10 Things I Should Have Learned by Now

  1. Waking up early to do homework feels a little like dying inside.
  2. Balloons and toasters really aren’t that scary.
  3. Don’t write impermanent things in permanent ink.
  4. Things are better than they seem.
  5. People are kinder than they seem.
  6. My perception of the sky is affected by my mood, not the other way around.
  7. How to write lists.
  8. Leaving things to the last minute doesn’t create inspiration, it forces panic motivation.
  9. Speaking quietly doesn’t always mean speaking gently.
  10. Sometimes, trying new things has less to do with adventure and more to do with necessity.
When Sarah Kay (go watch her be awesome on YouTube!) does poetry workshops, she assigns lists for people to write. ‘Ten things I should have learned by now’ is one of the lists she often uses.

Emotional Baggage Check

Sometimes, I find a really good article that hits all the points for me, like this one. While reading the beginning, I was half convinced that Jenny (the writer) is me from an alternate universe—only, she seems to actually know what she’s doing when it comes to helping people. 

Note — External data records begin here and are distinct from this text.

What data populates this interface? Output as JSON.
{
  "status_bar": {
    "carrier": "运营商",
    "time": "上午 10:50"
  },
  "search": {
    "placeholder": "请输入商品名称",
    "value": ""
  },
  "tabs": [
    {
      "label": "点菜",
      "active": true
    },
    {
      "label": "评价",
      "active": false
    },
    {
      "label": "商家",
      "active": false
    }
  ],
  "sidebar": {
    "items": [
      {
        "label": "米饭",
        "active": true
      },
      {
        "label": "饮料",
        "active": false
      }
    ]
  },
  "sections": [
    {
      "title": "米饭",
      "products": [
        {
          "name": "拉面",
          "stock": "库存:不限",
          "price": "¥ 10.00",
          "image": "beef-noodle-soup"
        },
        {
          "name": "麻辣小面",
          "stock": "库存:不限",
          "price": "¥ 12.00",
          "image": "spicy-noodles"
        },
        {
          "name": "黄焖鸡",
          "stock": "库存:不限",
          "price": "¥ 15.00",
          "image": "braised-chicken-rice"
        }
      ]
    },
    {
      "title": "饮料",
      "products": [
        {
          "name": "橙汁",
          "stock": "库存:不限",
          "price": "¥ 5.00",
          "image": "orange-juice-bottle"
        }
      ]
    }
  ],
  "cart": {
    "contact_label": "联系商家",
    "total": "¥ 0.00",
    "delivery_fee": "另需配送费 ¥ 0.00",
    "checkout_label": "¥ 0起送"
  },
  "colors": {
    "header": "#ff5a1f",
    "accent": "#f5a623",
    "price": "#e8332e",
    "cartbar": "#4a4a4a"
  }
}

My only actual job is to be student, but I’d say I’m also an Emotional Baggage Check of sorts. I spend a lot of hours talking to friends who are upset or need someone to vent to, and this is usually done over messaging, phone calls, or—strangely enough—at parties. Usually the venting happens during the night, and—like Jenny says—sometimes it escalates to talking them out of suicide, leading to urgent 2 am calls. It’s been especially stressful this past school year and that’s probably one of the reasons why my report card looks lousier than it usually does—when one of your friends tells you that they’re not going to be around tomorrow, homework is the last thing going through your mind.

Arguments with my parents have sprung up out of this. There’s the usual “You need to go to bed, these people won’t even matter to you after high school, your grades are important” opening statement, retaliated with my defiant “They matter right now and homework can wait but they can’t” objection, finally ending with frustration and sometimes tears. Those nights are the ones I want to avoid the most.

And of course, lack of sleep is an issue. There was a month where it seemed all of my friends were sad at the same time and I would talk to multiple people in one night: starting up a phone call with one person just as I was finishing a message marathon with another. Jenny talks about multitasking, but I can’t listen to more than one person at a time so I was up super late trying to get to everybody and homework. Needless to say, caffeine, all-nighters, and I are not strangers anymore.

Not that I’m complaining. I love having feels-packed talks with friends who mean a lot to me, and I love being able to receive their thoughts. I don’t think myself superhuman or selfless—during especially busy times, I’ve looked at my screen and audibly complained that I don’t have the time or the necessary level of caring to tackle the issue. Sometimes this kind of sigh-groan escapes me, and yeah . . . I’m no Mother Teresa. But I know that whenever I’ve committed to helping the person, I’ve never regretted it. There’s a certain happiness that comes with being able to be there for the people you care about, and it makes things (like staying up late) worth it.

“Let no one ever come to you without leaving better and happier.” -Mother Teresa

But like Jenny, I’m still trying to figure out how to take care of myself while also taking care of others. I assume I’ll find that balance eventually. Until then, I’ll just muddle along with everyone else and we can all help each other out.